DCSIMG

Hartlepool boxer Martin Ward determined to show he’s a worthy IBF world challenger by beating Stuart Hall

LOOKING FORWARD TO CHALLENGE: Martin Ward. Picture by TOM COLLINS

LOOKING FORWARD TO CHALLENGE: Martin Ward. Picture by TOM COLLINS

MARTIN Ward is desperate to show the world he is a worthy challenger by taking the IBF title from Stuart Hall.

The Hartlepool-trained boxer admits he feels “lucky” to be getting a shot at the International Boxing Federation’s bantamweight belt in Newcastle on Saturday, March 29.

But he says he will prove his credentials in the Metro Radio Arena ring.

Ward’s Commonwealth title triumph in December elevated him to 15th in the IBF ratings.

Hall and his team had to pick a challenger from the top 15 for a voluntary defence and, not surprisingly, they plumped for the lowest ranked fighter – Ward.

The Dave Garside and Neil Fannan southpaw admitted: “It’s been a very big queue and I thank my lucky stars I’ve made my way through it.

“Anyone will tell you that there is a lot of luck involved in boxing if you are to get to the top.

“I’ve had a stroke of good fortune to get this and I will try to grab it now.

“I’m determined to go in there and put on a performance.

“I want to show that I am a credible opponent, someone who deserves to be in that ring, fighting for that IBF belt.

“I aim to prove that I’m not a hand-picked voluntary defence who is going to get knocked out in three or four rounds.

“I want to do myself and Neil proud – if I do that I’ll be happy.

“I do believe I’m not just good enough to win but that I will actually win on March 29.

“I think if you ask anyone in the boxing world that knows us you’ll be hard pressed to get an answer as who is going to come out on top.”

Ward, who boasts 18 wins from 20 outings, says he has one thing going for him for the eagerly-awaited North-East derby – talent.

The 25-year-old told SportMail he is full of admiration for Hall who he considers a friend.

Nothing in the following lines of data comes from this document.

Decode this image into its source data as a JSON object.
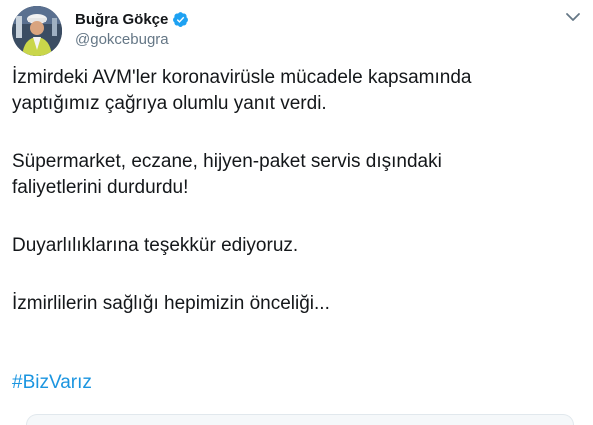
{
  "author": {
    "display_name": "Buğra Gökçe",
    "handle": "@gokcebugra",
    "verified": true,
    "avatar_icon": "profile-photo-icon"
  },
  "menu": {
    "icon": "chevron-down-icon"
  },
  "tweet": {
    "paragraphs": [
      "İzmirdeki AVM'ler koronavirüsle mücadele kapsamında\nyaptığımız çağrıya olumlu yanıt verdi.",
      "Süpermarket, eczane, hijyen-paket servis dışındaki\nfaliyetlerini durdurdu!",
      "Duyarlılıklarına teşekkür ediyoruz.",
      "İzmirlilerin sağlığı hepimizin önceliği..."
    ],
    "hashtag": "#BizVarız"
  },
  "colors": {
    "text": "#14171a",
    "secondary": "#657786",
    "link": "#1b95e0",
    "verified": "#1da1f2"
  }
}
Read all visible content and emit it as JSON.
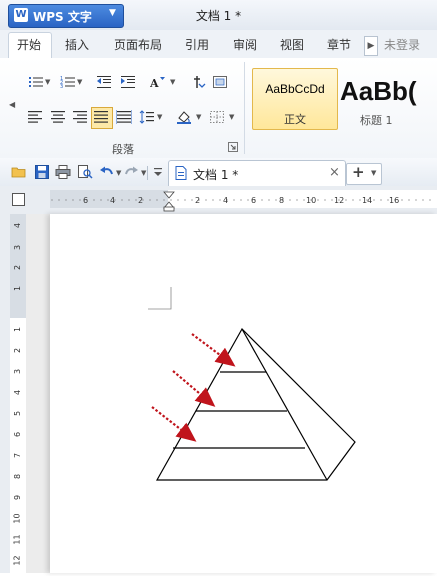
{
  "app": {
    "button_label": "WPS 文字",
    "logo_letter": "W"
  },
  "window": {
    "title": "文档 1 *"
  },
  "tabs": [
    {
      "label": "开始",
      "active": true
    },
    {
      "label": "插入"
    },
    {
      "label": "页面布局"
    },
    {
      "label": "引用"
    },
    {
      "label": "审阅"
    },
    {
      "label": "视图"
    },
    {
      "label": "章节"
    }
  ],
  "user": {
    "status": "未登录"
  },
  "ribbon": {
    "group_label": "段落",
    "styles": [
      {
        "sample": "AaBbCcDd",
        "name": "正文",
        "selected": true
      },
      {
        "sample": "AaBb(",
        "name": "标题 1"
      }
    ]
  },
  "document_tab": {
    "label": "文档 1 *"
  },
  "ruler": {
    "horizontal_labels": [
      "6",
      "4",
      "2",
      "2",
      "4",
      "6",
      "8",
      "10",
      "12",
      "14",
      "16"
    ],
    "vertical_labels_top": [
      "4",
      "3",
      "2",
      "1"
    ],
    "vertical_labels_bottom": [
      "1",
      "2",
      "3",
      "4",
      "5",
      "6",
      "7",
      "8",
      "9",
      "10",
      "11",
      "12"
    ]
  },
  "colors": {
    "accent": "#2a64c4",
    "arrow": "#c0141c",
    "selected_style": "#ffe79a"
  }
}
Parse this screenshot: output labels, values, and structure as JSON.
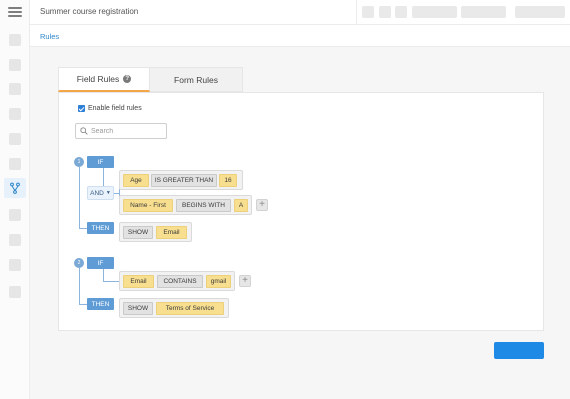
{
  "header": {
    "title": "Summer course registration"
  },
  "breadcrumb": "Rules",
  "tabs": [
    {
      "label": "Field Rules",
      "active": true,
      "icon": "help-icon"
    },
    {
      "label": "Form Rules",
      "active": false
    }
  ],
  "enable": {
    "label": "Enable field rules",
    "checked": true
  },
  "search": {
    "placeholder": "Search",
    "value": ""
  },
  "rules": [
    {
      "number": "1",
      "if_label": "IF",
      "conditions": [
        {
          "field": "Age",
          "operator": "IS GREATER THAN",
          "value": "16"
        },
        {
          "field": "Name - First",
          "operator": "BEGINS WITH",
          "value": "A"
        }
      ],
      "join_label": "AND",
      "then_label": "THEN",
      "action": {
        "verb": "SHOW",
        "target": "Email"
      }
    },
    {
      "number": "2",
      "if_label": "IF",
      "conditions": [
        {
          "field": "Email",
          "operator": "CONTAINS",
          "value": "gmail"
        }
      ],
      "then_label": "THEN",
      "action": {
        "verb": "SHOW",
        "target": "Terms of Service"
      }
    }
  ],
  "add_icon": "plus-icon",
  "colors": {
    "accent": "#1e8ae6",
    "tab_underline": "#f3a64a",
    "chip_value": "#f8df8f",
    "label_blue": "#5f9cd6"
  }
}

Ward said the Darlington fighter was a deserved winner of the vacant belt in Leeds in December, flooring Vusi Malinga early in the bout on the way to a unanimous points triumph.

But he believes he can be too quick and tricky for the new champion, feeling the veteran South African played into the 33-year-old’s hands in Leeds.

“The reason Stu looked better was because of his opponent,” he said.

“Malinga never moved out of the way, he’d take a shot just to get one off.

“Stu boxed the fight of his life and deserved it.

“But I think it came down to who was the hardest would win.

“Stuey obviously has a good chin because Malinga’s shots did not affect him.

“Malinga was slow, one-paced and older.

“I’ll be 26 just two weeks before the fight, I’m younger and fresher and will throw a lot more punches.

“Stuey likes to box at his own pace, double jab and right hand, and it’s up to me to take him out of his comfort zone.

“His right hand is pretty effective but if it doesn’t land then it’s not going to be effective, is it?”

 

Comments

 
 

Back to the top of the page